May 26 and 27, 2015 45 stakeholders from Arkansas’s forestry and drinking water sectors convened at Camp Mitchell on Petit Jean Mountain at the first-ever Arkansas Forests and Drinking Water Forum. This forum was held to explore the common interests of the two sectors, to learn about the issues faced by each of the sectors, to build networks of professionals, and to initiate communication and cooperation between the sectors. The outcome of the forum was: discovery that the two sectors could benefit from collaboration, development of many new contacts, and a commitment to continue the dialogue.
During 2016, the Arkansas Forestry Commission requested and received a Landscape Scale Restoration grant from the US Forest Service to enhance the partnership between the forestry and drinking water sectors. The Forest Commission received $124,930 to implement the effort within the State. Late that year, the Arkansas Forests and Drinking Water Steering Committee was formed to oversee the grant as well as to improve communication between the sectors, improve cooperation between the sectors and to initiate collaborative projects. The steering committee consists of representatives from water utilities, forestry landowners, associations and companies, conservation organizations, as well as state and federal agencies. One of the first actions of this new committee was to hold a second Arkansas Forests and Drinking Water Forum to continue the conversation. The steering committee now meets semi-annually as the Arkansas Forests and Water Collaborative.

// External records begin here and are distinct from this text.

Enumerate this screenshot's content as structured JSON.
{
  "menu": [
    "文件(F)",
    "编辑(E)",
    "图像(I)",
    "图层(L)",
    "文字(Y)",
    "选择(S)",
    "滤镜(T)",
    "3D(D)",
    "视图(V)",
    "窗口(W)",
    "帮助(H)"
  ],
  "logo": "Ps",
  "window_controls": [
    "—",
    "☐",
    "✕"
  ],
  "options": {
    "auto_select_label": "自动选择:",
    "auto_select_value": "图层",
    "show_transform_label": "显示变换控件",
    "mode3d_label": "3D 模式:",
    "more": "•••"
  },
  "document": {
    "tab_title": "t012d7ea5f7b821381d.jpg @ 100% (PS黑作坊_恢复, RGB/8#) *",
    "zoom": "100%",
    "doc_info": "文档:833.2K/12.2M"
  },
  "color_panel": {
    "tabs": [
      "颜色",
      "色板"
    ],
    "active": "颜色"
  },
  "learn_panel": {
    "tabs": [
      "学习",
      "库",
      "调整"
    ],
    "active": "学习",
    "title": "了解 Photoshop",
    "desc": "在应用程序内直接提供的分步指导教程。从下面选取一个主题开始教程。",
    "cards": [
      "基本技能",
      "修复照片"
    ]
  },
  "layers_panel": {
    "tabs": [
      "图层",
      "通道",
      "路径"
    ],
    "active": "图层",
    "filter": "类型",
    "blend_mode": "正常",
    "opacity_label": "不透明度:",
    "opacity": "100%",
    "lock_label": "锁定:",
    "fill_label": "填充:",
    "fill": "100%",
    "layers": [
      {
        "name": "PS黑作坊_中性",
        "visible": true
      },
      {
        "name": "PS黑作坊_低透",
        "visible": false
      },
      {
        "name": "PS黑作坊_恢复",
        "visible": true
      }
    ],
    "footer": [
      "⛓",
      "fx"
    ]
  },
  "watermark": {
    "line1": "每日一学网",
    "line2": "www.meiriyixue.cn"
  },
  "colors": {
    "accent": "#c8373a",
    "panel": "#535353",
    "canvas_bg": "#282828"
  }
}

Forestry and drinking water may seem to not have much in common. However, over 60% of Arkansans drink water whose source is a forested watershed. Forests are generally considered to provide the best quality water for water treatment of all common land uses. Forests also provide protection of the water source from accidental pollution such as a tank truck collision or other spill. In addition, the forest industry makes an impact of greater than $6 billion to Arkansas’ economy and employs over 47,000 persons.

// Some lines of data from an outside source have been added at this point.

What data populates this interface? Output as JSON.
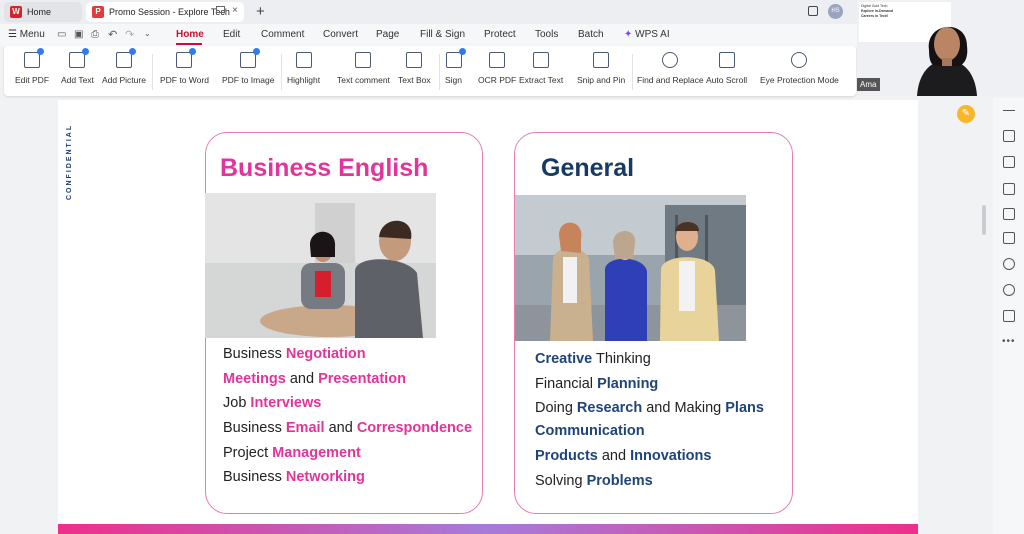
{
  "titlebar": {
    "tabs": [
      {
        "label": "Home",
        "icon": "wps-logo-icon"
      },
      {
        "label": "Promo Session - Explore Tech",
        "icon": "pdf-icon"
      }
    ],
    "avatar_initials": "HS"
  },
  "menubar": {
    "menu_label": "Menu",
    "items": [
      "Home",
      "Edit",
      "Comment",
      "Convert",
      "Page",
      "Fill & Sign",
      "Protect",
      "Tools",
      "Batch",
      "WPS AI"
    ],
    "active": "Home"
  },
  "toolbar": {
    "tools": [
      "Edit PDF",
      "Add Text",
      "Add Picture",
      "PDF to Word",
      "PDF to Image",
      "Highlight",
      "Text comment",
      "Text Box",
      "Sign",
      "OCR PDF",
      "Extract Text",
      "Snip and Pin",
      "Find and Replace",
      "Auto Scroll",
      "Eye Protection Mode"
    ]
  },
  "webcam": {
    "name": "Ama",
    "slide_lines": [
      "Digital Gold Tech",
      "Explore In-Demand",
      "Careers in Tech!"
    ]
  },
  "document": {
    "confidential": "CONFIDENTIAL",
    "left_card": {
      "title": "Business English",
      "lines": [
        {
          "plain": "Business ",
          "highlight": "Negotiation"
        },
        {
          "highlight": "Meetings",
          "plain": " and ",
          "highlight2": "Presentation"
        },
        {
          "plain": "Job ",
          "highlight": "Interviews"
        },
        {
          "plain": "Business ",
          "highlight": "Email",
          "plain2": " and ",
          "highlight2": "Correspondence"
        },
        {
          "plain": "Project ",
          "highlight": "Management"
        },
        {
          "plain": "Business ",
          "highlight": "Networking"
        }
      ]
    },
    "right_card": {
      "title": "General",
      "lines": [
        {
          "highlight": "Creative",
          "plain": " Thinking"
        },
        {
          "plain": "Financial ",
          "highlight": "Planning"
        },
        {
          "plain": "Doing ",
          "highlight": "Research",
          "plain2": " and Making ",
          "highlight2": "Plans"
        },
        {
          "highlight": "Communication"
        },
        {
          "highlight": "Products",
          "plain": " and ",
          "highlight2": "Innovations"
        },
        {
          "plain": "Solving ",
          "highlight": "Problems"
        }
      ]
    }
  },
  "colors": {
    "accent_pink": "#e2349a",
    "accent_navy": "#1f4478",
    "active_tab": "#c8102e"
  }
}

Protecting water quality, especially in watersheds that are sources of drinking is one of priorities of the forest industry. The Ozark St. Francis National Forests 2005 management plan states “Protect municipal and other potable water supplies and ensure that management activities do not cause permanent deterioration in water quality or quantity”. In the Ouachita, the Soil, Water and Air section of the 2005 management plan sets the priority as, “Protect source waters and other potable water sources”. The Arkansas Forestry Commission and the major forestry companies in the State also make protecting high quality water priorities.
Arkansas’ Forests and Water Collaborative’s exists to help the two sectors get together for their mutual benefit. Our mission is “…to facilitate conservation and better management of forested watersheds within Arkansas to protect sources of public water supply through improved understanding and communication between the forest and water sectors”. We will meet that mission by providing opportunities for representatives of the sectors to network with each other, to improve inter-sector communication and cooperation, and to generate cooperative projects.

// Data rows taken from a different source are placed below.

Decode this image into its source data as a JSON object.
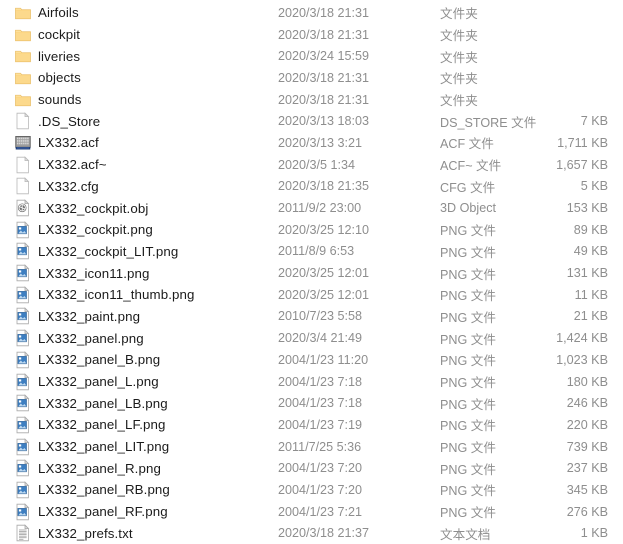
{
  "window": {
    "view": "details-list",
    "background_color": "#ffffff",
    "name_text_color": "#1b1b1b",
    "meta_text_color": "#8e8e8e",
    "folder_icon_color": "#fbd277",
    "png_icon_accent_color": "#3e7fc1"
  },
  "columns": {
    "name": "",
    "date": "",
    "type": "",
    "size": ""
  },
  "files": [
    {
      "name": "Airfoils",
      "date": "2020/3/18 21:31",
      "type": "文件夹",
      "size": "",
      "icon": "folder-icon"
    },
    {
      "name": "cockpit",
      "date": "2020/3/18 21:31",
      "type": "文件夹",
      "size": "",
      "icon": "folder-icon"
    },
    {
      "name": "liveries",
      "date": "2020/3/24 15:59",
      "type": "文件夹",
      "size": "",
      "icon": "folder-icon"
    },
    {
      "name": "objects",
      "date": "2020/3/18 21:31",
      "type": "文件夹",
      "size": "",
      "icon": "folder-icon"
    },
    {
      "name": "sounds",
      "date": "2020/3/18 21:31",
      "type": "文件夹",
      "size": "",
      "icon": "folder-icon"
    },
    {
      "name": ".DS_Store",
      "date": "2020/3/13 18:03",
      "type": "DS_STORE 文件",
      "size": "7 KB",
      "icon": "blank-document-icon"
    },
    {
      "name": "LX332.acf",
      "date": "2020/3/13 3:21",
      "type": "ACF 文件",
      "size": "1,711 KB",
      "icon": "acf-file-icon"
    },
    {
      "name": "LX332.acf~",
      "date": "2020/3/5 1:34",
      "type": "ACF~ 文件",
      "size": "1,657 KB",
      "icon": "blank-document-icon"
    },
    {
      "name": "LX332.cfg",
      "date": "2020/3/18 21:35",
      "type": "CFG 文件",
      "size": "5 KB",
      "icon": "blank-document-icon"
    },
    {
      "name": "LX332_cockpit.obj",
      "date": "2011/9/2 23:00",
      "type": "3D Object",
      "size": "153 KB",
      "icon": "3d-object-icon"
    },
    {
      "name": "LX332_cockpit.png",
      "date": "2020/3/25 12:10",
      "type": "PNG 文件",
      "size": "89 KB",
      "icon": "png-image-icon"
    },
    {
      "name": "LX332_cockpit_LIT.png",
      "date": "2011/8/9 6:53",
      "type": "PNG 文件",
      "size": "49 KB",
      "icon": "png-image-icon"
    },
    {
      "name": "LX332_icon11.png",
      "date": "2020/3/25 12:01",
      "type": "PNG 文件",
      "size": "131 KB",
      "icon": "png-image-icon"
    },
    {
      "name": "LX332_icon11_thumb.png",
      "date": "2020/3/25 12:01",
      "type": "PNG 文件",
      "size": "11 KB",
      "icon": "png-image-icon"
    },
    {
      "name": "LX332_paint.png",
      "date": "2010/7/23 5:58",
      "type": "PNG 文件",
      "size": "21 KB",
      "icon": "png-image-icon"
    },
    {
      "name": "LX332_panel.png",
      "date": "2020/3/4 21:49",
      "type": "PNG 文件",
      "size": "1,424 KB",
      "icon": "png-image-icon"
    },
    {
      "name": "LX332_panel_B.png",
      "date": "2004/1/23 11:20",
      "type": "PNG 文件",
      "size": "1,023 KB",
      "icon": "png-image-icon"
    },
    {
      "name": "LX332_panel_L.png",
      "date": "2004/1/23 7:18",
      "type": "PNG 文件",
      "size": "180 KB",
      "icon": "png-image-icon"
    },
    {
      "name": "LX332_panel_LB.png",
      "date": "2004/1/23 7:18",
      "type": "PNG 文件",
      "size": "246 KB",
      "icon": "png-image-icon"
    },
    {
      "name": "LX332_panel_LF.png",
      "date": "2004/1/23 7:19",
      "type": "PNG 文件",
      "size": "220 KB",
      "icon": "png-image-icon"
    },
    {
      "name": "LX332_panel_LIT.png",
      "date": "2011/7/25 5:36",
      "type": "PNG 文件",
      "size": "739 KB",
      "icon": "png-image-icon"
    },
    {
      "name": "LX332_panel_R.png",
      "date": "2004/1/23 7:20",
      "type": "PNG 文件",
      "size": "237 KB",
      "icon": "png-image-icon"
    },
    {
      "name": "LX332_panel_RB.png",
      "date": "2004/1/23 7:20",
      "type": "PNG 文件",
      "size": "345 KB",
      "icon": "png-image-icon"
    },
    {
      "name": "LX332_panel_RF.png",
      "date": "2004/1/23 7:21",
      "type": "PNG 文件",
      "size": "276 KB",
      "icon": "png-image-icon"
    },
    {
      "name": "LX332_prefs.txt",
      "date": "2020/3/18 21:37",
      "type": "文本文档",
      "size": "1 KB",
      "icon": "text-document-icon"
    }
  ]
}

If the state can manage to maintain forest as forest, that will go a long way toward providing us with sufficient high-quality water to support the state’s needs.